**The task**
All the entries need to be duplicated exactly, with the pictures omitted.

**Records shown**

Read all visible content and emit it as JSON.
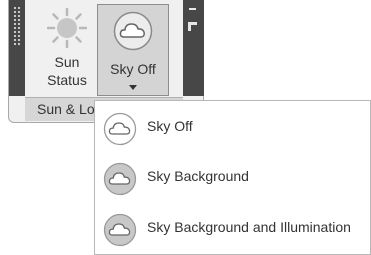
{
  "ribbon_panel": {
    "title": "Sun & Location",
    "sun_status": {
      "line1": "Sun",
      "line2": "Status",
      "icon": "sun-icon"
    },
    "sky_button": {
      "label": "Sky Off",
      "icon": "cloud-icon"
    }
  },
  "dropdown": {
    "items": [
      {
        "label": "Sky Off",
        "icon": "cloud-outline-icon"
      },
      {
        "label": "Sky Background",
        "icon": "cloud-gray-circle-icon"
      },
      {
        "label": "Sky Background and Illumination",
        "icon": "cloud-gray-circle-icon"
      }
    ]
  },
  "colors": {
    "panel_bg": "#f0f0f0",
    "strip_dark": "#474747",
    "selected_btn": "#d4d4d4",
    "menu_bg": "#ffffff"
  }
}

**Answer below**
Read all visible content and emit it as JSON.
{
  "ribbon_panel": {
    "title": "Sun & Location",
    "sun_status": {
      "line1": "Sun",
      "line2": "Status",
      "icon": "sun-icon"
    },
    "sky_button": {
      "label": "Sky Off",
      "icon": "cloud-icon"
    }
  },
  "dropdown": {
    "items": [
      {
        "label": "Sky Off",
        "icon": "cloud-outline-icon"
      },
      {
        "label": "Sky Background",
        "icon": "cloud-gray-circle-icon"
      },
      {
        "label": "Sky Background and Illumination",
        "icon": "cloud-gray-circle-icon"
      }
    ]
  },
  "colors": {
    "panel_bg": "#f0f0f0",
    "strip_dark": "#474747",
    "selected_btn": "#d4d4d4",
    "menu_bg": "#ffffff"
  }
}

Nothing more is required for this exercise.